## PROBLEM TO SOLVE
Verbatim reproduction of the entries is required; images must be omitted.

Interface dataset entries
----
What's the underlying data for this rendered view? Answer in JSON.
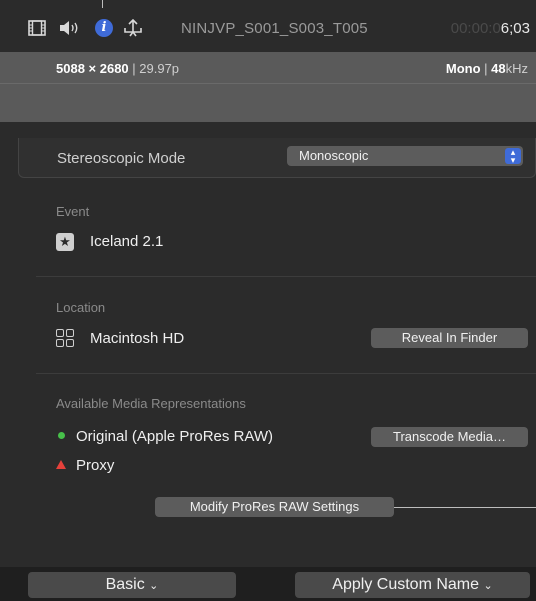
{
  "header": {
    "clip_name": "NINJVP_S001_S003_T005",
    "timecode_dim": "00:00:0",
    "timecode_bright": "6;03"
  },
  "info_band": {
    "resolution_bold": "5088 × 2680",
    "frame_rate": "29.97p",
    "audio_channels": "Mono",
    "sample_rate_bold": "48",
    "sample_rate_unit": "kHz"
  },
  "stereoscopic": {
    "label": "Stereoscopic Mode",
    "value": "Monoscopic"
  },
  "event": {
    "section_label": "Event",
    "name": "Iceland 2.1"
  },
  "location": {
    "section_label": "Location",
    "name": "Macintosh HD",
    "reveal_button": "Reveal In Finder"
  },
  "media": {
    "section_label": "Available Media Representations",
    "original": "Original (Apple ProRes RAW)",
    "proxy": "Proxy",
    "transcode_button": "Transcode Media…",
    "modify_button": "Modify ProRes RAW Settings"
  },
  "bottom_bar": {
    "basic_label": "Basic",
    "apply_label": "Apply Custom Name"
  },
  "colors": {
    "accent_blue": "#3f6bd8",
    "status_green": "#47c04a",
    "status_red": "#e5413b"
  },
  "icons": [
    "film-icon",
    "speaker-icon",
    "info-icon",
    "share-icon",
    "star-icon",
    "drive-icon",
    "chevron-down-icon"
  ]
}
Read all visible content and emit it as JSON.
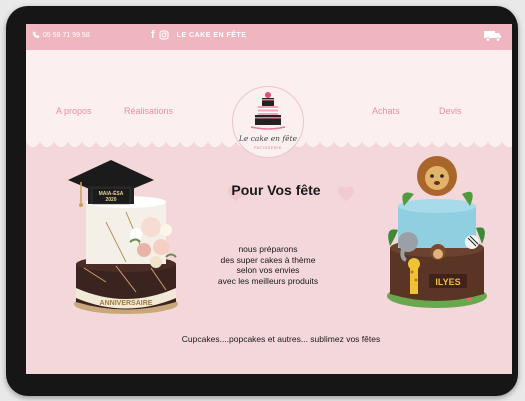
{
  "topbar": {
    "phone": "05 59 71 59 58",
    "social": {
      "facebook_icon": "facebook-icon",
      "instagram_icon": "instagram-icon"
    },
    "brand": "LE CAKE EN FÊTE",
    "cart_icon": "truck-icon"
  },
  "nav": {
    "apropos": "A propos",
    "realisations": "Réalisations",
    "achats": "Achats",
    "devis": "Devis"
  },
  "logo": {
    "script": "Le cake en fête",
    "sub": "PATISSERIE"
  },
  "hero": {
    "title": "Pour Vos fête",
    "lines": [
      "nous préparons",
      "des super cakes à thème",
      "selon vos envies",
      "avec les meilleurs produits"
    ],
    "tagline": "Cupcakes....popcakes et autres...   sublimez vos fêtes"
  },
  "left_cake": {
    "sign": [
      "MAIA-ÉSA",
      "2020"
    ],
    "ribbon": "ANNIVERSAIRE"
  },
  "right_cake": {
    "name": "ILYES"
  },
  "colors": {
    "topbar": "#f0b6c0",
    "nav_bg": "#fbeff0",
    "page_bg": "#f3d7da",
    "link": "#e8909e"
  }
}
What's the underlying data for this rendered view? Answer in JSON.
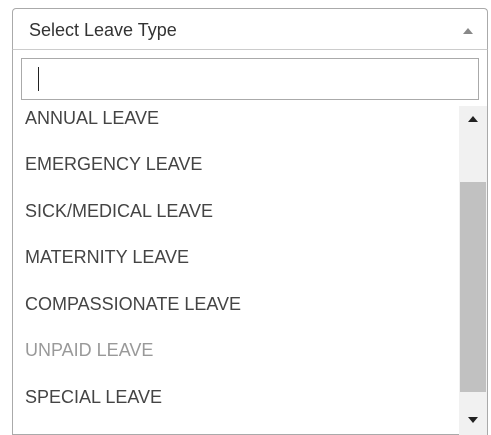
{
  "select": {
    "placeholder": "Select Leave Type",
    "arrow_icon": "chevron-up-icon"
  },
  "search": {
    "value": "",
    "placeholder": ""
  },
  "options": [
    {
      "label": "ANNUAL LEAVE",
      "disabled": false
    },
    {
      "label": "EMERGENCY LEAVE",
      "disabled": false
    },
    {
      "label": "SICK/MEDICAL LEAVE",
      "disabled": false
    },
    {
      "label": "MATERNITY LEAVE",
      "disabled": false
    },
    {
      "label": "COMPASSIONATE LEAVE",
      "disabled": false
    },
    {
      "label": "UNPAID LEAVE",
      "disabled": true
    },
    {
      "label": "SPECIAL LEAVE",
      "disabled": false
    }
  ],
  "scrollbar": {
    "up_icon": "scroll-up-arrow-icon",
    "down_icon": "scroll-down-arrow-icon"
  },
  "colors": {
    "text": "#444444",
    "disabled_text": "#999999",
    "border": "#aaaaaa",
    "scroll_track": "#f1f1f1",
    "scroll_thumb": "#c1c1c1"
  }
}
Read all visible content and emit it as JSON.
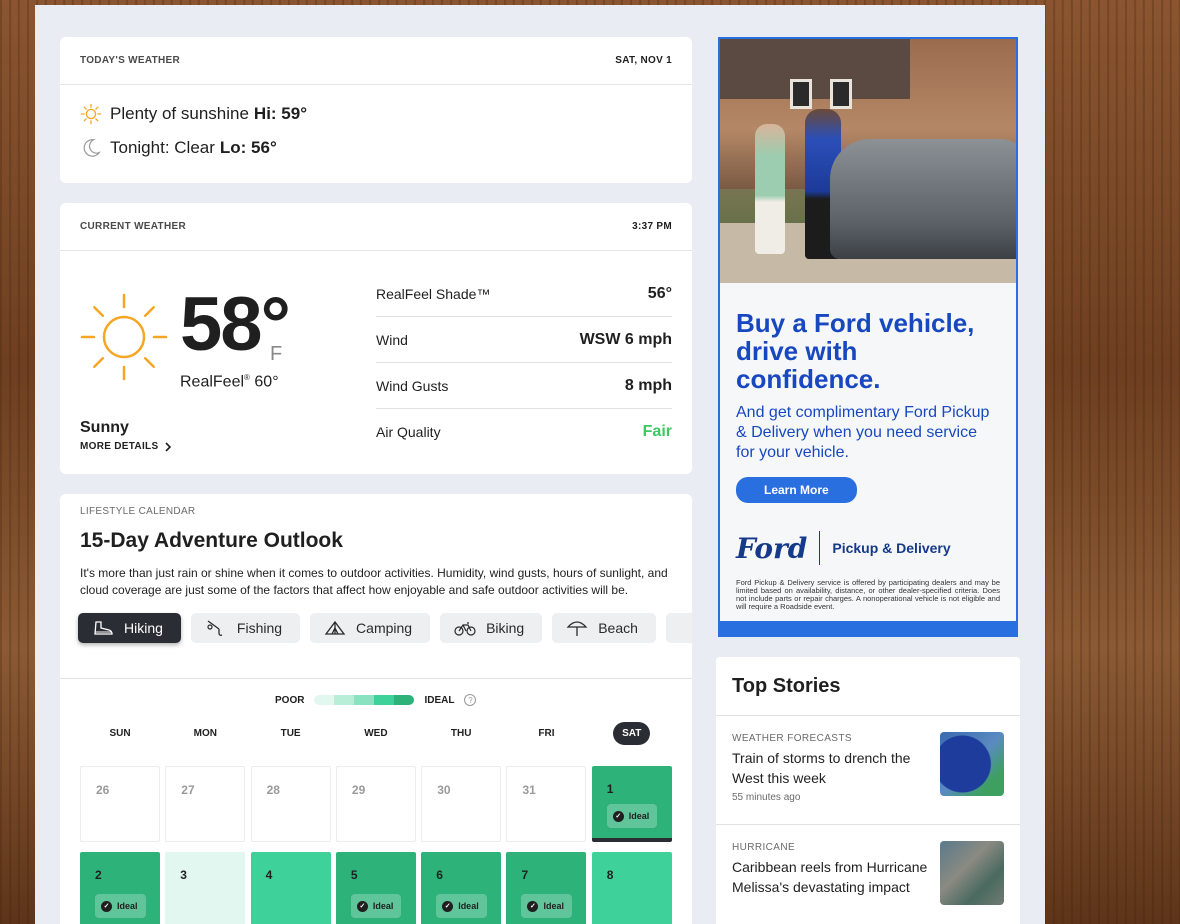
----
## RESPONSE TO THE EXERCISE
What's the underlying data for this rendered view? Answer in JSON.
{
  "header": {
    "clip_name": "NINJVP_S001_S003_T005",
    "timecode_dim": "00:00:0",
    "timecode_bright": "6;03"
  },
  "info_band": {
    "resolution_bold": "5088 × 2680",
    "frame_rate": "29.97p",
    "audio_channels": "Mono",
    "sample_rate_bold": "48",
    "sample_rate_unit": "kHz"
  },
  "stereoscopic": {
    "label": "Stereoscopic Mode",
    "value": "Monoscopic"
  },
  "event": {
    "section_label": "Event",
    "name": "Iceland 2.1"
  },
  "location": {
    "section_label": "Location",
    "name": "Macintosh HD",
    "reveal_button": "Reveal In Finder"
  },
  "media": {
    "section_label": "Available Media Representations",
    "original": "Original (Apple ProRes RAW)",
    "proxy": "Proxy",
    "transcode_button": "Transcode Media…",
    "modify_button": "Modify ProRes RAW Settings"
  },
  "bottom_bar": {
    "basic_label": "Basic",
    "apply_label": "Apply Custom Name"
  },
  "colors": {
    "accent_blue": "#3f6bd8",
    "status_green": "#47c04a",
    "status_red": "#e5413b"
  },
  "icons": [
    "film-icon",
    "speaker-icon",
    "info-icon",
    "share-icon",
    "star-icon",
    "drive-icon",
    "chevron-down-icon"
  ]
}
Read all visible content and emit it as JSON.
{
  "topbar": {
    "phone": "05 59 71 59 58",
    "social": {
      "facebook_icon": "facebook-icon",
      "instagram_icon": "instagram-icon"
    },
    "brand": "LE CAKE EN FÊTE",
    "cart_icon": "truck-icon"
  },
  "nav": {
    "apropos": "A propos",
    "realisations": "Réalisations",
    "achats": "Achats",
    "devis": "Devis"
  },
  "logo": {
    "script": "Le cake en fête",
    "sub": "PATISSERIE"
  },
  "hero": {
    "title": "Pour Vos fête",
    "lines": [
      "nous préparons",
      "des super cakes à thème",
      "selon vos envies",
      "avec les meilleurs produits"
    ],
    "tagline": "Cupcakes....popcakes et autres...   sublimez vos fêtes"
  },
  "left_cake": {
    "sign": [
      "MAIA-ÉSA",
      "2020"
    ],
    "ribbon": "ANNIVERSAIRE"
  },
  "right_cake": {
    "name": "ILYES"
  },
  "colors": {
    "topbar": "#f0b6c0",
    "nav_bg": "#fbeff0",
    "page_bg": "#f3d7da",
    "link": "#e8909e"
  }
}
What's the underlying data for this rendered view? Answer in JSON.
{
  "select": {
    "placeholder": "Select Leave Type",
    "arrow_icon": "chevron-up-icon"
  },
  "search": {
    "value": "",
    "placeholder": ""
  },
  "options": [
    {
      "label": "ANNUAL LEAVE",
      "disabled": false
    },
    {
      "label": "EMERGENCY LEAVE",
      "disabled": false
    },
    {
      "label": "SICK/MEDICAL LEAVE",
      "disabled": false
    },
    {
      "label": "MATERNITY LEAVE",
      "disabled": false
    },
    {
      "label": "COMPASSIONATE LEAVE",
      "disabled": false
    },
    {
      "label": "UNPAID LEAVE",
      "disabled": true
    },
    {
      "label": "SPECIAL LEAVE",
      "disabled": false
    }
  ],
  "scrollbar": {
    "up_icon": "scroll-up-arrow-icon",
    "down_icon": "scroll-down-arrow-icon"
  },
  "colors": {
    "text": "#444444",
    "disabled_text": "#999999",
    "border": "#aaaaaa",
    "scroll_track": "#f1f1f1",
    "scroll_thumb": "#c1c1c1"
  }
}
Read all visible content and emit it as JSON.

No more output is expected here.